You are also unlikely to be able to reverse an algorithm used on the web, with perhaps the exception of various cryptographic ciphers or hashes.  But you ought to be familiar with various important algorithms, as lists and data retrieval and binding are things which come in handy in more advanced attacks.  You ought to know the differences between Linked Lists and Sets, for instance.  Most web applications just use generic or typed lists, however I’ve run into situations where understanding how the data was being cached (as a Set) made it possible to short cut the caching mechanism (which was important so I could generate the pages uniquely each time).

There are super formal algorithm books, but also good introduction ones.

AJAX Patterns

AJAX patterns are also very useful to be able to identify in the testing of a site.  OFTEN these represent great chances to bypass WAF or application level input filtering mechanisms.  There are basically only three approaches to this.  The first puts the processing of the display entirely in the hands of the client (and just sends raw JSON back to the AJAX call).  The second is that the entire component is returned, processed by the server.  This approach was favored for a while in ASP.NET Ajax’s mechanisms.  The final is a hybrid where parts are processed server side, parts are processed local client.

How much you will be able to manipulate these features later will depend largely on how they are composed.


Patterns are ubiquitous and unavoidable.  They range from the super formal to something more commonly known as spaghetti.  This mess, (their mess) is one of the first things you are going to be unpacking as you work through a site.  Applications might be a mix of one or more of these patterns, as each component they might implement could leverage a different pattern for it’s development.

Understanding architectural composition is my ground zero of a test– a scoping step if you will.  It is a lot of information to grok, but once you can it only takes a few minutes to figure out.  The best way to get experience with this is to build sites with these various approaches.

But I reiterate, this skill dictates where the entire rest of the test goes.  I believe that composition is destiny– at the very least it’s a predisposition.  Each pattern has strengths and weaknesses, which you can only take advantage of if you have the chops to first recognize them.  MVC for instance suffers from model binding (aka mass assignment) attacks, whereas front controllers might have command injection / authorization issues.  I stack the deck as much as I can here and try to know more about architecture than the developers themselves.

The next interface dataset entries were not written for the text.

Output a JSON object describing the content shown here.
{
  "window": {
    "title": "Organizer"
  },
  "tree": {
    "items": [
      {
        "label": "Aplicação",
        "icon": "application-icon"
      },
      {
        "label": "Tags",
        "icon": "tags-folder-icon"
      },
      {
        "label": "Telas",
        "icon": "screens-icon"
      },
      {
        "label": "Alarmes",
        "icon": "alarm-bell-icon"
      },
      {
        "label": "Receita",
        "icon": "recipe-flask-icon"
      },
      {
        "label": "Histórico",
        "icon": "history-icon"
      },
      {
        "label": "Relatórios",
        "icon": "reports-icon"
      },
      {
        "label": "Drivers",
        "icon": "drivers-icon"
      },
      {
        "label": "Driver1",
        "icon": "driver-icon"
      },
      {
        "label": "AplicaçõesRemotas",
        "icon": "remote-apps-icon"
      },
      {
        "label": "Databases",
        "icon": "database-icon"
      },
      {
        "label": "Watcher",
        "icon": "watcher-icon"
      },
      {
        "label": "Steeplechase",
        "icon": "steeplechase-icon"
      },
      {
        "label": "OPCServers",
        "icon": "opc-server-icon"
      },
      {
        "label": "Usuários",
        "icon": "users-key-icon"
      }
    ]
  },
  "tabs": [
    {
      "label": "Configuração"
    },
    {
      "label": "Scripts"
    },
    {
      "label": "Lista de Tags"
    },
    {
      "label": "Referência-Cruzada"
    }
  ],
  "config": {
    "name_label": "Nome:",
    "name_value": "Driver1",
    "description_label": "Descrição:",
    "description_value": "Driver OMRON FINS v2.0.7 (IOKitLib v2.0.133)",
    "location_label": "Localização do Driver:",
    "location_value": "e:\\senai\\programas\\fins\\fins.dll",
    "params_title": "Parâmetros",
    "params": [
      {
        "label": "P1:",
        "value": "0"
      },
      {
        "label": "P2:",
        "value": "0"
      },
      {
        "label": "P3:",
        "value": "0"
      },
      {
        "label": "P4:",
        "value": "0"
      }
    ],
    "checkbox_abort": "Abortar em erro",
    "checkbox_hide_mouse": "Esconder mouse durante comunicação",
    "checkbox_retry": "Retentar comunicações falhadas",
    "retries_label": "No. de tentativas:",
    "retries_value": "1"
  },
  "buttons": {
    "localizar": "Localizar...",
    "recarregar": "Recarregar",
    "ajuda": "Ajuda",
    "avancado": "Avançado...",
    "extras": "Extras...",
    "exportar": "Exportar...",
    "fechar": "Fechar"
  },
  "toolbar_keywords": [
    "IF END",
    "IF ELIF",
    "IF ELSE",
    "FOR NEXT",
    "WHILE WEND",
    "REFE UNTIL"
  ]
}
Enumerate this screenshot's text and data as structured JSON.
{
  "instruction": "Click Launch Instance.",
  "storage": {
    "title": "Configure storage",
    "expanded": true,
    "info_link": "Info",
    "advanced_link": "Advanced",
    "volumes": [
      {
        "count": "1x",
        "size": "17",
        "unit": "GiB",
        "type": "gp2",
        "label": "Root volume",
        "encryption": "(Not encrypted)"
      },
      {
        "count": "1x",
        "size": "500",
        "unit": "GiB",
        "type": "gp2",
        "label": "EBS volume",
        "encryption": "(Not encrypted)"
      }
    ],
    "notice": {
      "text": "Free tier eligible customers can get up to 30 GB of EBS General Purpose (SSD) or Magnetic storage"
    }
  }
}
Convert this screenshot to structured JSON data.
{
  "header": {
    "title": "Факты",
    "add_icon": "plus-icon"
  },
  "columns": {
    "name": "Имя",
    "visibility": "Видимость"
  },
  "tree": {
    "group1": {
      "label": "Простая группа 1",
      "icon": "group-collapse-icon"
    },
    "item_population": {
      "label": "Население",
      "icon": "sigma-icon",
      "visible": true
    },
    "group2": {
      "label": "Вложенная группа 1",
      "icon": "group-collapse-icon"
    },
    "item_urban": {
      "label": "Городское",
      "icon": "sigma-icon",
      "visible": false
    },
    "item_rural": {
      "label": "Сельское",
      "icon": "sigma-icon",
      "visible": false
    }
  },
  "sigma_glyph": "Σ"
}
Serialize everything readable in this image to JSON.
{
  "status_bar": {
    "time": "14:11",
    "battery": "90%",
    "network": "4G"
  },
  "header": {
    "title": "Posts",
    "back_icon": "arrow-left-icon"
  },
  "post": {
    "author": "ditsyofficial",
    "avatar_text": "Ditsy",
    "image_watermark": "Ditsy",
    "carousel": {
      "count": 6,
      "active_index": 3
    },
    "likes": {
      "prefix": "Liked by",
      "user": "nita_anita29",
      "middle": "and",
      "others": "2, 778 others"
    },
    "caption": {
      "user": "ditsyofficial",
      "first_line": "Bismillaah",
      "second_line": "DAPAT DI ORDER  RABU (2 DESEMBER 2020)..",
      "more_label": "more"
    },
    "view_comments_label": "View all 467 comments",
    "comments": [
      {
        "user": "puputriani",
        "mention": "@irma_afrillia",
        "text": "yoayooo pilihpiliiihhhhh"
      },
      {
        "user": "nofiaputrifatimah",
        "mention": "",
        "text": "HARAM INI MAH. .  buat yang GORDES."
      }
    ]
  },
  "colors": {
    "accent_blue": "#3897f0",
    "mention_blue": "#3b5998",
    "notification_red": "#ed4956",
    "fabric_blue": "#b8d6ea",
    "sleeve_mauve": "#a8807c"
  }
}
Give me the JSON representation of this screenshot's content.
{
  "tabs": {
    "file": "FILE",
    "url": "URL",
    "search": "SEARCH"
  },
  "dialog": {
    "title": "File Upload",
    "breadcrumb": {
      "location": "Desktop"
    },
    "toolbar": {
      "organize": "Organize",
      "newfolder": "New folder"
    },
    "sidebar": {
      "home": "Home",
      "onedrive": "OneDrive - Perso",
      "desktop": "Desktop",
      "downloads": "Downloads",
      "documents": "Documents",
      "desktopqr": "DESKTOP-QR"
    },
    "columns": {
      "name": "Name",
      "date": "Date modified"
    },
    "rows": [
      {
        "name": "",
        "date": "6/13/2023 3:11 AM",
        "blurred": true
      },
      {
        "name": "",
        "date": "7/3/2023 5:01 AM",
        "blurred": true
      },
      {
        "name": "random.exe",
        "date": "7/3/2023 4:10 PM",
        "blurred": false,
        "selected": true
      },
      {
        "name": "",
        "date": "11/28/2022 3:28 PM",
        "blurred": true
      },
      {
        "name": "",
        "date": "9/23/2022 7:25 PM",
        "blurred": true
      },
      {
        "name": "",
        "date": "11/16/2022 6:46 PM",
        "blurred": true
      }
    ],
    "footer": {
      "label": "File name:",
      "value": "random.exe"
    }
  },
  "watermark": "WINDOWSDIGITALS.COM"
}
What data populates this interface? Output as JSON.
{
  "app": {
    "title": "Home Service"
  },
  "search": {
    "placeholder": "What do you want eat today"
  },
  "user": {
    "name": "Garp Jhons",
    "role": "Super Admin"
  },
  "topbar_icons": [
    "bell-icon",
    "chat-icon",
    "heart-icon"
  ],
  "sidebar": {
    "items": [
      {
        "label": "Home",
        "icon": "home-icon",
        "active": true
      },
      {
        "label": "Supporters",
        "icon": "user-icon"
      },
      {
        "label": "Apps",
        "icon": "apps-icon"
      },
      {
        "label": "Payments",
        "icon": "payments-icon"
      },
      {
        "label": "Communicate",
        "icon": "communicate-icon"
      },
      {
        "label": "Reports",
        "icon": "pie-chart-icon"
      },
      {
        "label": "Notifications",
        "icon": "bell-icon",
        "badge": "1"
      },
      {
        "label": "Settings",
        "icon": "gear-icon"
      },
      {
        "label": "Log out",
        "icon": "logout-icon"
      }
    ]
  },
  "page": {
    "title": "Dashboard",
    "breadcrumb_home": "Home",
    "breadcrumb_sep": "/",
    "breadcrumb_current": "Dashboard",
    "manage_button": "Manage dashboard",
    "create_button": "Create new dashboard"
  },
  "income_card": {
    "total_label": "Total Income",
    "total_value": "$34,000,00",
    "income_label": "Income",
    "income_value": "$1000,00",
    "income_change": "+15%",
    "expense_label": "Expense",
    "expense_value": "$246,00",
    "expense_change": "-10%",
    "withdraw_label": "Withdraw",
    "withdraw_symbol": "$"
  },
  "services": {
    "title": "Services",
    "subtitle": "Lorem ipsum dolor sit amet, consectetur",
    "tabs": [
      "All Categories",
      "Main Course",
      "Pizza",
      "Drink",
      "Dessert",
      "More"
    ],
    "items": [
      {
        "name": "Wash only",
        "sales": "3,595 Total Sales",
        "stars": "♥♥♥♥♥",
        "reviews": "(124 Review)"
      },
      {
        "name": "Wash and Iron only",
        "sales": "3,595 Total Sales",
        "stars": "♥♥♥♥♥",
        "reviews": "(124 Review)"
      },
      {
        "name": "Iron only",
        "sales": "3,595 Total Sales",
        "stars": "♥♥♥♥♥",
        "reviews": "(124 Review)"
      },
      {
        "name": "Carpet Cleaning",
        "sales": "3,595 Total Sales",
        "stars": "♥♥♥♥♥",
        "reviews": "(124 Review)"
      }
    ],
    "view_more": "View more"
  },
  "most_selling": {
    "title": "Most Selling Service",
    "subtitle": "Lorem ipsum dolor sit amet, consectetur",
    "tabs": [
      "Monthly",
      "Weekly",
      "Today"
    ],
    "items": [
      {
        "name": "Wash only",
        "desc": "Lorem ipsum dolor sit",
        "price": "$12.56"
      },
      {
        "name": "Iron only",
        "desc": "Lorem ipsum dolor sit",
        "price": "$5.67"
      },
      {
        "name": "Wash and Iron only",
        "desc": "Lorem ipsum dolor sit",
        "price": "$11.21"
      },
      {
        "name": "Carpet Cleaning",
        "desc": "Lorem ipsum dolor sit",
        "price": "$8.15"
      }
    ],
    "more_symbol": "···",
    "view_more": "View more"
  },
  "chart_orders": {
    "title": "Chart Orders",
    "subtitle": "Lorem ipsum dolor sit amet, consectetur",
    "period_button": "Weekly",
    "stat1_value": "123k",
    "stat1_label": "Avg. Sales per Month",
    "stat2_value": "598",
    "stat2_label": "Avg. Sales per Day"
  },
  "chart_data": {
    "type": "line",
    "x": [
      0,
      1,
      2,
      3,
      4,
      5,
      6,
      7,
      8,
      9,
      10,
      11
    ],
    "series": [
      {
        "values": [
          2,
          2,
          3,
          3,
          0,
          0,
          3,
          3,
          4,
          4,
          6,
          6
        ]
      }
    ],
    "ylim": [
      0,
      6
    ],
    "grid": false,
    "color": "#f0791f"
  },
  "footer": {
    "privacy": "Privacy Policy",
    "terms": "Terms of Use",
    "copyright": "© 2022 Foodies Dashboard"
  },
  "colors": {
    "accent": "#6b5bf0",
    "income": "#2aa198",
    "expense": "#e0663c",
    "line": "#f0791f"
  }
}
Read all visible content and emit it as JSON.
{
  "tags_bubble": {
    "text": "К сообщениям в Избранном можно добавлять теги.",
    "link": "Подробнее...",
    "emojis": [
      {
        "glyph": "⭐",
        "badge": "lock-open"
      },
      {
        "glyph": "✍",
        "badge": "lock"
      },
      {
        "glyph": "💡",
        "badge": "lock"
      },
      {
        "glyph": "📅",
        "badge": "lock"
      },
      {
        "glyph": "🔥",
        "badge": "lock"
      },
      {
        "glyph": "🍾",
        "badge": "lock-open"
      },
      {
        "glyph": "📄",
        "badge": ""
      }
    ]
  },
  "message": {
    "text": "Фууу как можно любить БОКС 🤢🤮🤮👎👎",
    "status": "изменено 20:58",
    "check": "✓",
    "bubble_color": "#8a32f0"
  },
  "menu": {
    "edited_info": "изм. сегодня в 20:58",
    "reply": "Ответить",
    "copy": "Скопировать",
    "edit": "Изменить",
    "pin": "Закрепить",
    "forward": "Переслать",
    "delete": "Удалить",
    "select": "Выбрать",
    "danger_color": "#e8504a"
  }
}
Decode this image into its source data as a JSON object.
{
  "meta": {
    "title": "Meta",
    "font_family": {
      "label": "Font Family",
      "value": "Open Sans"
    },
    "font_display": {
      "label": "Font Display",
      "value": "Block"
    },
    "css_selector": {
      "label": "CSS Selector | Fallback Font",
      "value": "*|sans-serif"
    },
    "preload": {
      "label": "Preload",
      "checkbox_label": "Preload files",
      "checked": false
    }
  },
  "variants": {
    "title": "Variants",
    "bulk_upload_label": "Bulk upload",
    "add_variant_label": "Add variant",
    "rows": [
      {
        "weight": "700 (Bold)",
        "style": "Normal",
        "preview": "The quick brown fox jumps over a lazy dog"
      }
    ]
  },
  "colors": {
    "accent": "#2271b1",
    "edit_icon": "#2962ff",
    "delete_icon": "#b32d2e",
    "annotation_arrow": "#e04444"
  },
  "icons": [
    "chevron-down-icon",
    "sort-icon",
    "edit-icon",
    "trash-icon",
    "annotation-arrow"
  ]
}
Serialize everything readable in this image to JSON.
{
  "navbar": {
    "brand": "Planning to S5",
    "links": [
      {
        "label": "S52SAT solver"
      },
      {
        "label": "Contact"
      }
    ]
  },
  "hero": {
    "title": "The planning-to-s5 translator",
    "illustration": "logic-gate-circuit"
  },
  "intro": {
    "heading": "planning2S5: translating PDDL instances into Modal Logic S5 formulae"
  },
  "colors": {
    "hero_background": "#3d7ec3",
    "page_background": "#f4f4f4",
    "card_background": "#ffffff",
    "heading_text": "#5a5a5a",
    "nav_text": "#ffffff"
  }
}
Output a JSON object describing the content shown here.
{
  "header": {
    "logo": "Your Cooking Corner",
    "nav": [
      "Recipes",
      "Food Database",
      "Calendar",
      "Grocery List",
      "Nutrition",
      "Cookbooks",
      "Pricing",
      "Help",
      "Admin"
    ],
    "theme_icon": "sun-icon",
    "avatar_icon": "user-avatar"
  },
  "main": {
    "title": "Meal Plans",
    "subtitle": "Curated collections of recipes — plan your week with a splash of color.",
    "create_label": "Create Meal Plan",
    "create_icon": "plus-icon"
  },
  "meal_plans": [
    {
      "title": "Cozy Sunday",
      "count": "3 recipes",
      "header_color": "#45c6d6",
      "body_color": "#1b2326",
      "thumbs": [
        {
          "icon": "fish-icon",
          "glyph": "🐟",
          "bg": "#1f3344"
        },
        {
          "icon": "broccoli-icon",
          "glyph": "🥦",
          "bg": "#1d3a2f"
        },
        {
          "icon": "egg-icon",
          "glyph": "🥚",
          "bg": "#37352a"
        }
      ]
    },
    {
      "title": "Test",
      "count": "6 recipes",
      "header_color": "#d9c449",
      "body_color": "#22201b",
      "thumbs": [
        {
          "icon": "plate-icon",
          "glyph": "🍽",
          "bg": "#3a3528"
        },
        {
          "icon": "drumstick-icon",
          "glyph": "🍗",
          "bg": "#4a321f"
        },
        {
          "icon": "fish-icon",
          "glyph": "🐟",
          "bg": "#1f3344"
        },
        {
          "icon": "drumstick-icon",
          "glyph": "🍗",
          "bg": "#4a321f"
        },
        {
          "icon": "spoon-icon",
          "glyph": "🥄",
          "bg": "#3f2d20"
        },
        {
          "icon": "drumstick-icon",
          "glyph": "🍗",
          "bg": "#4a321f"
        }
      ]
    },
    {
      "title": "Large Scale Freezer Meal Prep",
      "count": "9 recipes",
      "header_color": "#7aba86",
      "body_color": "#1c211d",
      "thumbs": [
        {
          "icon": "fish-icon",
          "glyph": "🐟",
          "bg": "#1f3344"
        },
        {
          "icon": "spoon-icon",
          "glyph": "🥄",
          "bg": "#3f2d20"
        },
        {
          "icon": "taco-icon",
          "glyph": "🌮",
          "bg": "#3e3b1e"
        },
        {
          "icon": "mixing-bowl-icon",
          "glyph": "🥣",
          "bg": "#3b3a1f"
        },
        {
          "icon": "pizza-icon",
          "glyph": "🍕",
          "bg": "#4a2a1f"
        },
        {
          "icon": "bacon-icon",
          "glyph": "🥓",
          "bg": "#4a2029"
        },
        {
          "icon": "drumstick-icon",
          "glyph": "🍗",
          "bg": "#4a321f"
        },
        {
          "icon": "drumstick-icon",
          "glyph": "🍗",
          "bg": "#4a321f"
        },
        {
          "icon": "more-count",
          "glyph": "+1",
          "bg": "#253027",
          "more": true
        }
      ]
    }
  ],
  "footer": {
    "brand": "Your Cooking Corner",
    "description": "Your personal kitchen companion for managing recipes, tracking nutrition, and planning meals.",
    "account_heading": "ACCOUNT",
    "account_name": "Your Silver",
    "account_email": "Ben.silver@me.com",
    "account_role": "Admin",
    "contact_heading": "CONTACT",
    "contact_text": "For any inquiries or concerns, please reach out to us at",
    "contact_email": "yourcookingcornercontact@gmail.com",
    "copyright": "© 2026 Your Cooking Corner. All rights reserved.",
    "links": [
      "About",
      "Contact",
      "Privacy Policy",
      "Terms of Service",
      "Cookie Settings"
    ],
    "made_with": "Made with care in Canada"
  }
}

If I were going to train a person on web application testing in general, enterprise and design patterns would be where I spent nearly all my time for a while.  More on design patterns next time.